More robust qualification?
New-look GCSEs for schools in England are being unveiled, with exams graded from eight to one rather than A* to G. From 2015, GCSEs will move from coursework and continuous assessment to exams at the end of two years.Pupils will face more rigorous content, with those studying English, for example, having to read a 19th-Century novel and a whole Shakespeare play.
The Education Secretary Michael Gove wrote in todays Times :
‘For years our exam system has been designed to serve the interests of one group of adults: ministers. Under Labour, they boasted about ever increasing numbers of passes and took the credit for themselves. But children have been let down. They’ve been working harder than ever. But the exam system hasn’t worked for them. Thanks to changes introduced under the previous Government, exams became duller for students and less informative for colleges and employers. Tests have been chopped up into disconnected modules that encourage cram-and-forget preparation. Teaching has, in some cases, been twisted into an exercise in passing on exam technique. An over-reliance on coursework has corrupted the credibility of grades. And the bunching of our young people around A and A* grades makes it more difficult to identify the genuine spread of talent.’
Gove sees himself as attacking the ‘enemies of promise’ ,while raising pupils aspirations.
Key changes from autumn 2015
Changes will initially be for nine core GCSE subjects
Grading by numbers 8-1 rather than by the current letters A*-G
No more modular courses, instead full exams taken at the end of two years
Controlled assessments (coursework done under exam conditions) will be scrapped
Exams to be based on a more stretching, essay-based system
Pass mark to be pushed higher
The changes to GCSEs in England are being presented today in two reports. Exam regulator Ofqual will explain how the exams will be structured and ministers have given details of the course content.
The reforms will initially apply to a group of core subjects – English language and literature, maths, physics, chemistry, biology, combined science, history and geography.
The Ofqual consultation recommends:
All GCSEs become linear in design, with examinations only taking place in the summer (excluding November resits in English language and maths).
A principled approach to whether there should be tiered assessments, which will lead to a reduction in the number of subjects where there is tiering.
GCSEs graded on a scale of eight to one with a different distribution of grades.

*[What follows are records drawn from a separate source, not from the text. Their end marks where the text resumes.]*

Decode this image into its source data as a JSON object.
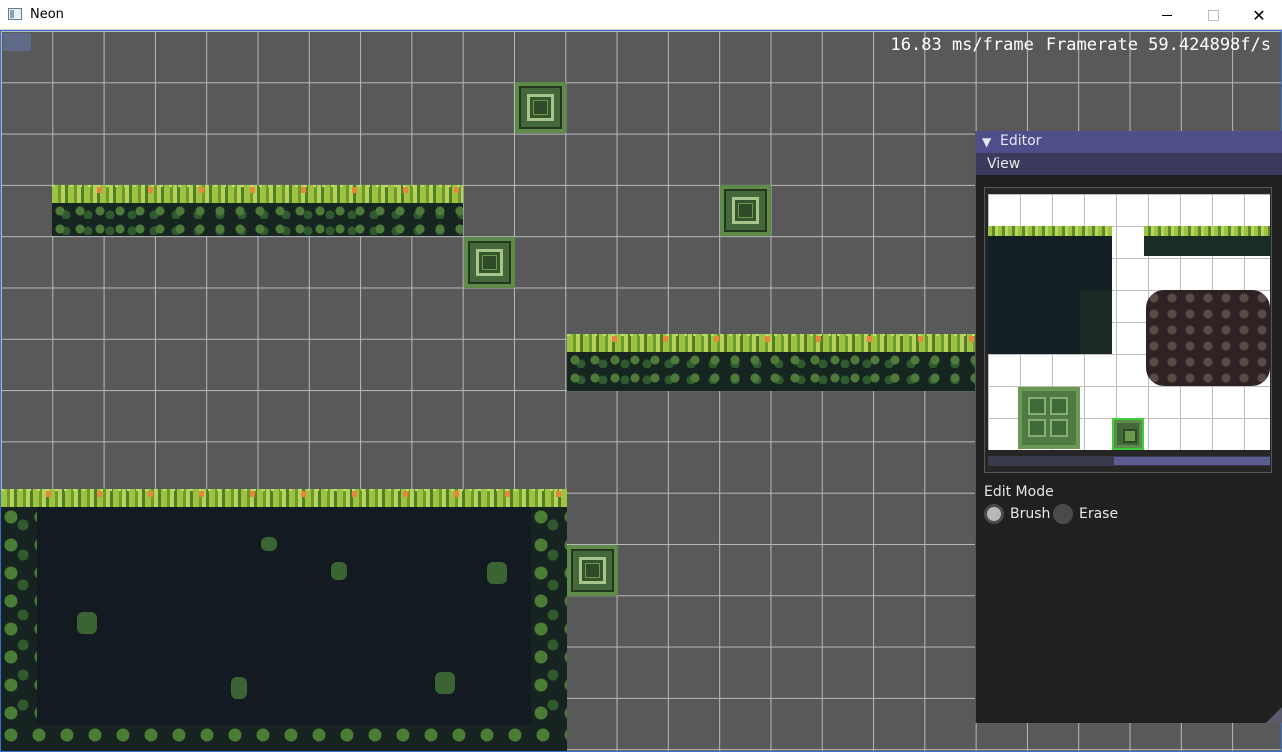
{
  "window": {
    "title": "Neon",
    "min_label": "",
    "close_glyph": "✕"
  },
  "hud": {
    "frame_time": "16.83 ms/frame",
    "framerate": "Framerate 59.424898f/s"
  },
  "editor": {
    "title": "Editor",
    "collapse_glyph": "▼",
    "menu": {
      "view": "View"
    },
    "edit_mode_label": "Edit Mode",
    "modes": [
      {
        "label": "Brush",
        "selected": true
      },
      {
        "label": "Erase",
        "selected": false
      }
    ]
  },
  "colors": {
    "viewport_bg": "#595959",
    "grid": "#b9b9b9",
    "editor_title_bg": "#4e4e8a",
    "selection": "#3dcf3d"
  }
}
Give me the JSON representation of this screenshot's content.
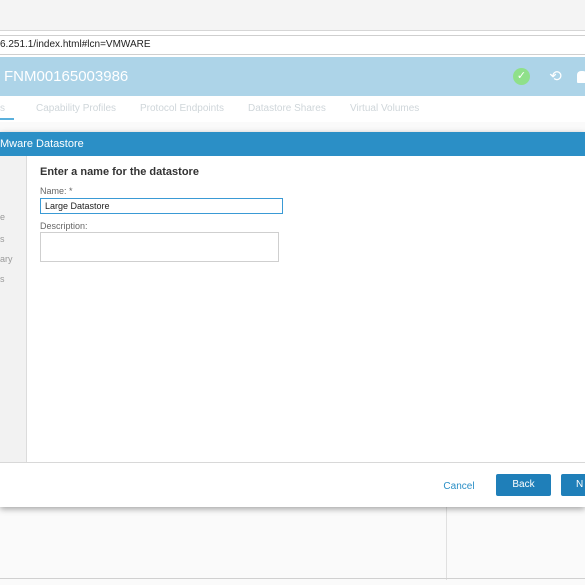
{
  "browser": {
    "url": "6.251.1/index.html#lcn=VMWARE"
  },
  "header": {
    "title": "FNM00165003986"
  },
  "tabs": [
    {
      "label": "s"
    },
    {
      "label": "Capability Profiles"
    },
    {
      "label": "Protocol Endpoints"
    },
    {
      "label": "Datastore Shares"
    },
    {
      "label": "Virtual Volumes"
    }
  ],
  "dialog": {
    "title": "Mware Datastore",
    "steps": [
      {
        "label": "e"
      },
      {
        "label": "s"
      },
      {
        "label": "ary"
      },
      {
        "label": "s"
      }
    ],
    "heading": "Enter a name for the datastore",
    "name_label": "Name: *",
    "name_value": "Large Datastore",
    "description_label": "Description:",
    "description_value": "",
    "cancel_label": "Cancel",
    "back_label": "Back",
    "next_label": "N"
  },
  "colors": {
    "header_bg": "#add4e8",
    "dialog_titlebar": "#2b8fc6",
    "primary_button": "#1f7fb9",
    "status_ok": "#8fe08a"
  },
  "icons": {
    "status": "check-circle-icon",
    "history": "history-icon",
    "notifications": "bell-icon"
  }
}
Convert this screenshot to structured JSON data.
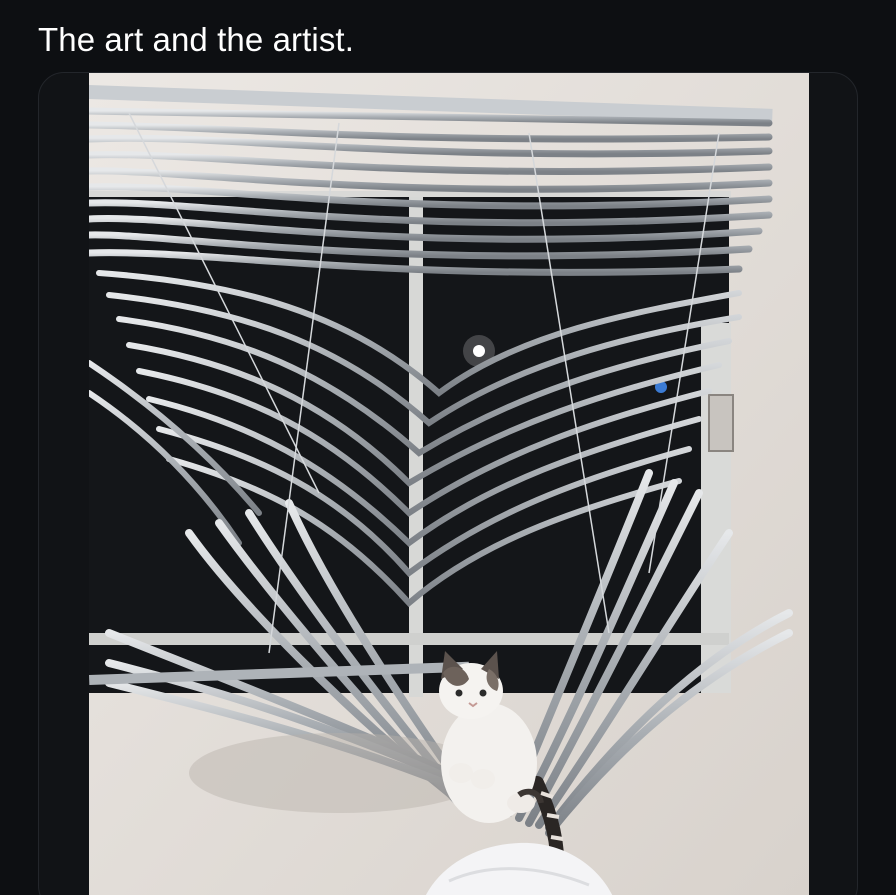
{
  "post": {
    "text": "The art and the artist."
  },
  "media": {
    "alt": "photo-cat-wrecked-blinds",
    "colors": {
      "background": "#0d0f12",
      "wall": "#e9e4df",
      "blinds": "#b9bdc1",
      "window_dark": "#141619",
      "frame": "#d9d9d7"
    }
  }
}
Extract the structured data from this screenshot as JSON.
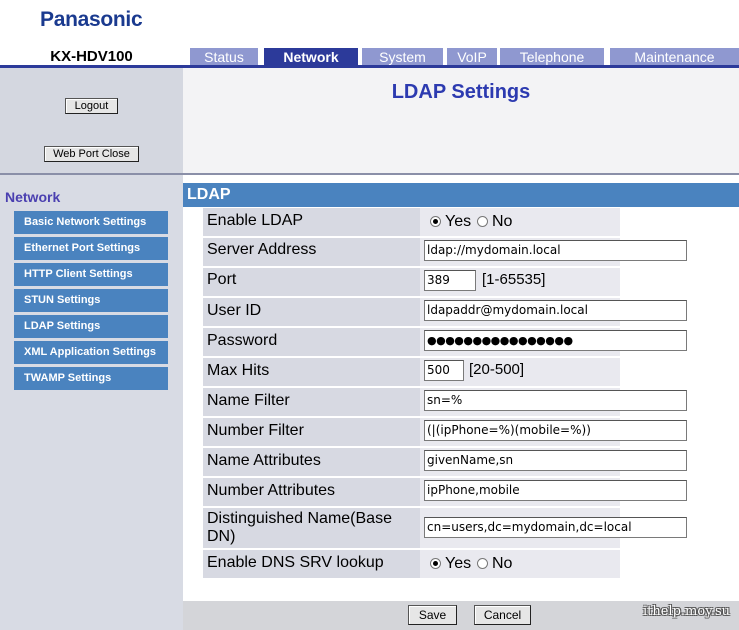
{
  "header": {
    "brand": "Panasonic",
    "model": "KX-HDV100",
    "tabs": [
      {
        "label": "Status",
        "active": false
      },
      {
        "label": "Network",
        "active": true
      },
      {
        "label": "System",
        "active": false
      },
      {
        "label": "VoIP",
        "active": false
      },
      {
        "label": "Telephone",
        "active": false
      },
      {
        "label": "Maintenance",
        "active": false
      }
    ]
  },
  "sidebar": {
    "logout_label": "Logout",
    "web_port_close_label": "Web Port Close",
    "heading": "Network",
    "items": [
      {
        "label": "Basic Network Settings"
      },
      {
        "label": "Ethernet Port Settings"
      },
      {
        "label": "HTTP Client Settings"
      },
      {
        "label": "STUN Settings"
      },
      {
        "label": "LDAP Settings"
      },
      {
        "label": "XML Application Settings"
      },
      {
        "label": "TWAMP Settings"
      }
    ]
  },
  "main": {
    "title": "LDAP Settings",
    "section": "LDAP",
    "fields": {
      "enable_ldap": {
        "label": "Enable LDAP",
        "yes": "Yes",
        "no": "No",
        "selected": "Yes"
      },
      "server_address": {
        "label": "Server Address",
        "value": "ldap://mydomain.local"
      },
      "port": {
        "label": "Port",
        "value": "389",
        "range": "[1-65535]"
      },
      "user_id": {
        "label": "User ID",
        "value": "ldapaddr@mydomain.local"
      },
      "password": {
        "label": "Password",
        "value": "●●●●●●●●●●●●●●●●"
      },
      "max_hits": {
        "label": "Max Hits",
        "value": "500",
        "range": "[20-500]"
      },
      "name_filter": {
        "label": "Name Filter",
        "value": "sn=%"
      },
      "number_filter": {
        "label": "Number Filter",
        "value": "(|(ipPhone=%)(mobile=%))"
      },
      "name_attributes": {
        "label": "Name Attributes",
        "value": "givenName,sn"
      },
      "number_attributes": {
        "label": "Number Attributes",
        "value": "ipPhone,mobile"
      },
      "base_dn": {
        "label": "Distinguished Name(Base DN)",
        "value": "cn=users,dc=mydomain,dc=local"
      },
      "dns_srv": {
        "label": "Enable DNS SRV lookup",
        "yes": "Yes",
        "no": "No",
        "selected": "Yes"
      }
    },
    "save_label": "Save",
    "cancel_label": "Cancel"
  },
  "watermark": "ithelp.moy.su"
}
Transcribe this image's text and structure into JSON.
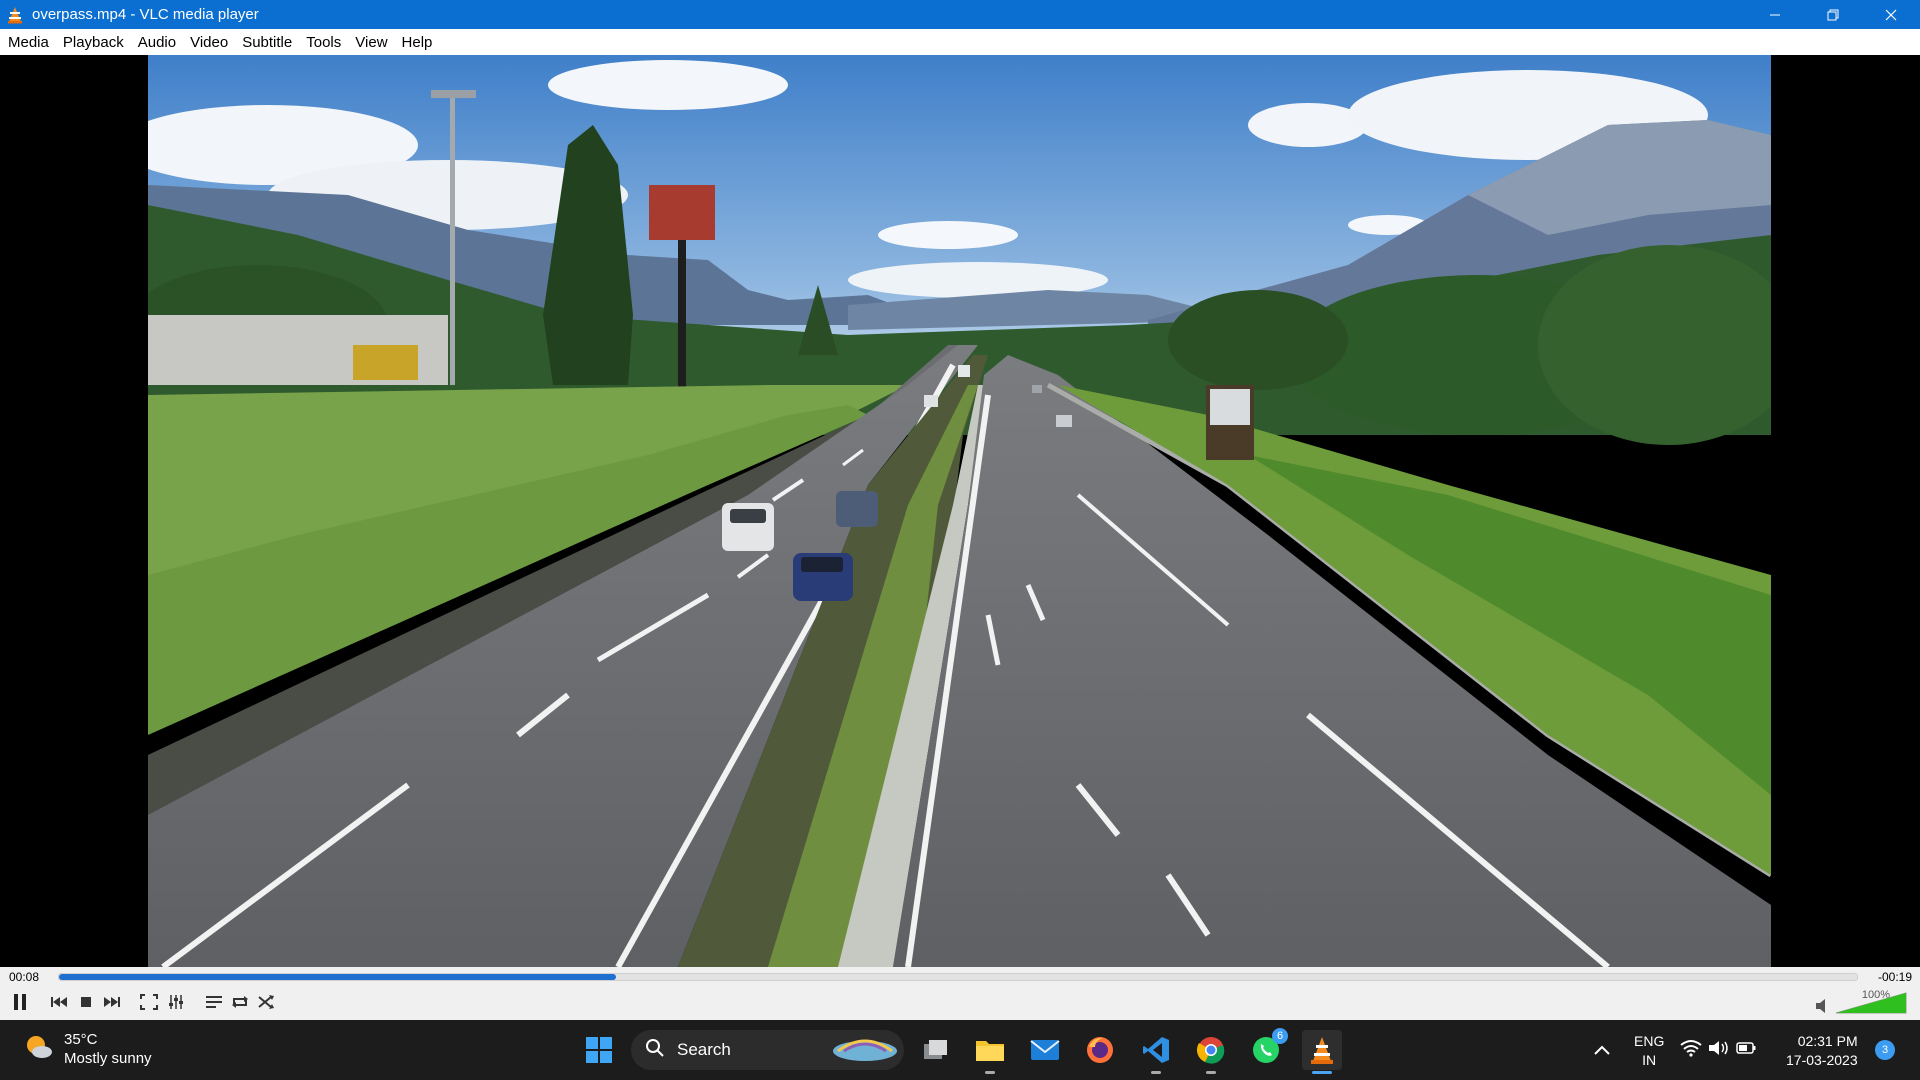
{
  "window": {
    "title": "overpass.mp4 - VLC media player"
  },
  "menu": [
    "Media",
    "Playback",
    "Audio",
    "Video",
    "Subtitle",
    "Tools",
    "View",
    "Help"
  ],
  "player": {
    "elapsed": "00:08",
    "remaining": "-00:19",
    "progress": 0.31,
    "volume_label": "100%",
    "volume_level": 1.0
  },
  "taskbar": {
    "weather_temp": "35°C",
    "weather_desc": "Mostly sunny",
    "search_label": "Search",
    "whatsapp_badge": "6",
    "lang_primary": "ENG",
    "lang_secondary": "IN",
    "time": "02:31 PM",
    "date": "17-03-2023",
    "notification_count": "3"
  },
  "colors": {
    "titlebar": "#0a6fd1",
    "seek_fill": "#1f6fd1",
    "taskbar": "#1c1c1c"
  }
}
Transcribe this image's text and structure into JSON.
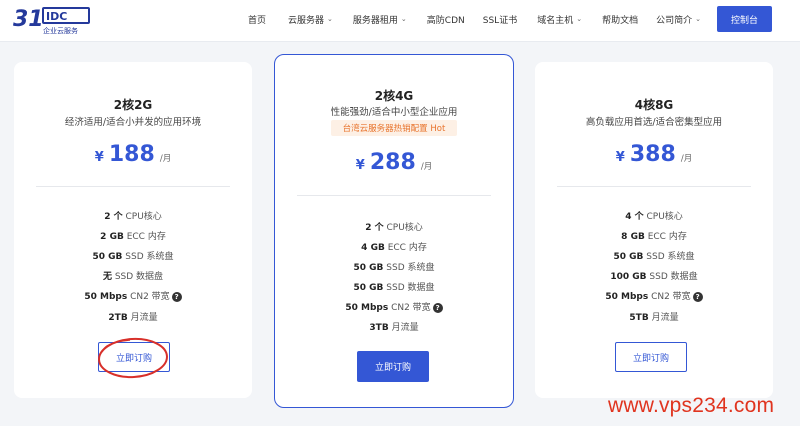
{
  "header": {
    "logo_text": "31IDC",
    "logo_sub": "企业云服务",
    "nav": [
      {
        "label": "首页",
        "has_dropdown": false
      },
      {
        "label": "云服务器",
        "has_dropdown": true
      },
      {
        "label": "服务器租用",
        "has_dropdown": true
      },
      {
        "label": "高防CDN",
        "has_dropdown": false
      },
      {
        "label": "SSL证书",
        "has_dropdown": false
      },
      {
        "label": "域名主机",
        "has_dropdown": true
      },
      {
        "label": "帮助文档",
        "has_dropdown": false
      },
      {
        "label": "公司简介",
        "has_dropdown": true
      }
    ],
    "console_label": "控制台"
  },
  "plans": [
    {
      "title": "2核2G",
      "subtitle": "经济适用/适合小并发的应用环境",
      "badge": "",
      "currency": "¥",
      "price": "188",
      "per": "/月",
      "specs": [
        {
          "value": "2 个",
          "label": "CPU核心",
          "help": false
        },
        {
          "value": "2 GB",
          "label": "ECC 内存",
          "help": false
        },
        {
          "value": "50 GB",
          "label": "SSD 系统盘",
          "help": false
        },
        {
          "value": "无",
          "label": "SSD 数据盘",
          "help": false
        },
        {
          "value": "50 Mbps",
          "label": "CN2 带宽",
          "help": true
        },
        {
          "value": "2TB",
          "label": "月流量",
          "help": false
        }
      ],
      "button": "立即订购"
    },
    {
      "title": "2核4G",
      "subtitle": "性能强劲/适合中小型企业应用",
      "badge": "台湾云服务器热销配置 Hot",
      "currency": "¥",
      "price": "288",
      "per": "/月",
      "specs": [
        {
          "value": "2 个",
          "label": "CPU核心",
          "help": false
        },
        {
          "value": "4 GB",
          "label": "ECC 内存",
          "help": false
        },
        {
          "value": "50 GB",
          "label": "SSD 系统盘",
          "help": false
        },
        {
          "value": "50 GB",
          "label": "SSD 数据盘",
          "help": false
        },
        {
          "value": "50 Mbps",
          "label": "CN2 带宽",
          "help": true
        },
        {
          "value": "3TB",
          "label": "月流量",
          "help": false
        }
      ],
      "button": "立即订购"
    },
    {
      "title": "4核8G",
      "subtitle": "高负载应用首选/适合密集型应用",
      "badge": "",
      "currency": "¥",
      "price": "388",
      "per": "/月",
      "specs": [
        {
          "value": "4 个",
          "label": "CPU核心",
          "help": false
        },
        {
          "value": "8 GB",
          "label": "ECC 内存",
          "help": false
        },
        {
          "value": "50 GB",
          "label": "SSD 系统盘",
          "help": false
        },
        {
          "value": "100 GB",
          "label": "SSD 数据盘",
          "help": false
        },
        {
          "value": "50 Mbps",
          "label": "CN2 带宽",
          "help": true
        },
        {
          "value": "5TB",
          "label": "月流量",
          "help": false
        }
      ],
      "button": "立即订购"
    }
  ],
  "help_glyph": "?",
  "chevron_glyph": "⌄",
  "watermark": "www.vps234.com",
  "colors": {
    "accent": "#3457d5",
    "hot": "#e8732c",
    "annotation": "#d8302a",
    "watermark": "#e0341f"
  }
}
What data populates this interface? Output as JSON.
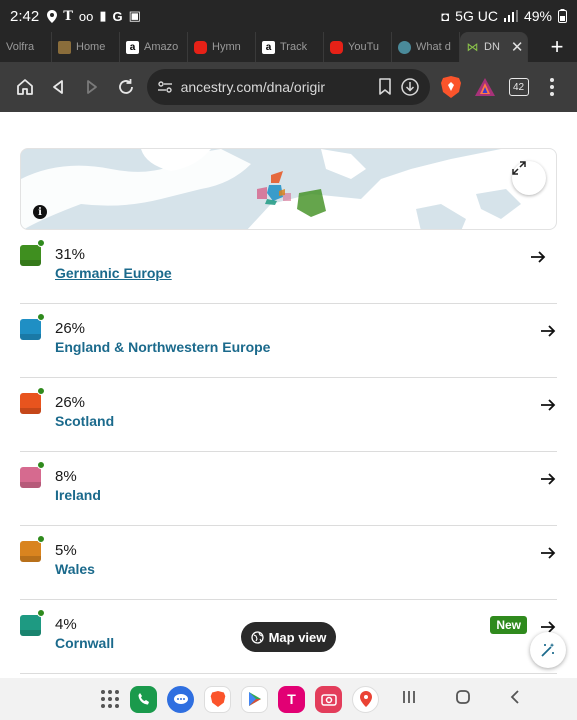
{
  "status_bar": {
    "time": "2:42",
    "network": "5G UC",
    "battery": "49%"
  },
  "tabs": [
    {
      "label": "Volfra",
      "icon": "generic-tab-icon",
      "color": "#555555"
    },
    {
      "label": "Home",
      "icon": "home-tab-icon",
      "color": "#8a6d3b"
    },
    {
      "label": "Amazo",
      "icon": "amazon-icon",
      "color": "#ffffff"
    },
    {
      "label": "Hymn",
      "icon": "youtube-icon",
      "color": "#e62117"
    },
    {
      "label": "Track",
      "icon": "amazon-icon",
      "color": "#ffffff"
    },
    {
      "label": "YouTu",
      "icon": "youtube-icon",
      "color": "#e62117"
    },
    {
      "label": "What d",
      "icon": "globe-icon",
      "color": "#4a8a9a"
    },
    {
      "label": "DN",
      "icon": "dna-icon",
      "color": "#8bc34a",
      "active": true
    }
  ],
  "toolbar": {
    "url": "ancestry.com/dna/origir",
    "tab_count": "42"
  },
  "map": {
    "has_info": true
  },
  "regions": [
    {
      "percent": "31%",
      "name": "Germanic Europe",
      "color": "#3f8f1f",
      "new": false
    },
    {
      "percent": "26%",
      "name": "England & Northwestern Europe",
      "color": "#1f8fc4",
      "new": false
    },
    {
      "percent": "26%",
      "name": "Scotland",
      "color": "#e8541e",
      "new": false
    },
    {
      "percent": "8%",
      "name": "Ireland",
      "color": "#d66a8f",
      "new": false
    },
    {
      "percent": "5%",
      "name": "Wales",
      "color": "#d9841f",
      "new": false
    },
    {
      "percent": "4%",
      "name": "Cornwall",
      "color": "#1e9a82",
      "new": true
    }
  ],
  "badges": {
    "new_label": "New"
  },
  "buttons": {
    "map_view_label": "Map view"
  }
}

Internal assessment only used where exams cannot validly assess the skills and knowledge required. Any alternative to exams must be fit for purpose, directly assess what they claim to assess and designed to be resilient to pressures from the wider system.
Ofqual says ‘The intention is that reformed qualifications in English language, English literature, mathematics, the sciences, history and geography would be ready for first teaching in September 2015. Other subjects would be introduced from 2016. We will also plan further consultations, in particular on how we will set and maintain standards and the title and scope of the reformed qualifications.’
A parallel consultation on curriculum content for the reformed qualifications has been launched today by the Department for Education, reflecting the proposed new National Curriculum. The link to the consultations can be found below.
The GCSE changes being announced will only apply to pupils in England. Scotland has its own exam system, but Wales and Northern Ireland also use GCSEs. And the more that the exams are redesigned in England, the more that the idea of a common exam is stretched to breaking point.
Meanwhile, MPs on the Commons Education Select Committee warned the plans showed relations between ministers in England and Wales were “clearly under strain”, and called for the continuation of “three-country qualifications and regulation”.Chairman Graham Stuart said members were “concerned that there is a rush towards separate exam systems for England, Wales and Northern Ireland, without careful reflection on what might be lost, or consensus that this is the right thing to do”.The education select committee has published a report on the controversial results of last summer’s GCSE English results, which ended in a legal challenge.It concluded that the “poor design” of the modular exam was the underlying cause of the problems. But there was a warning of the risks of introducing too many changes when working to a “tight timetable”.
Reformed GCSE-Subject content consultation launched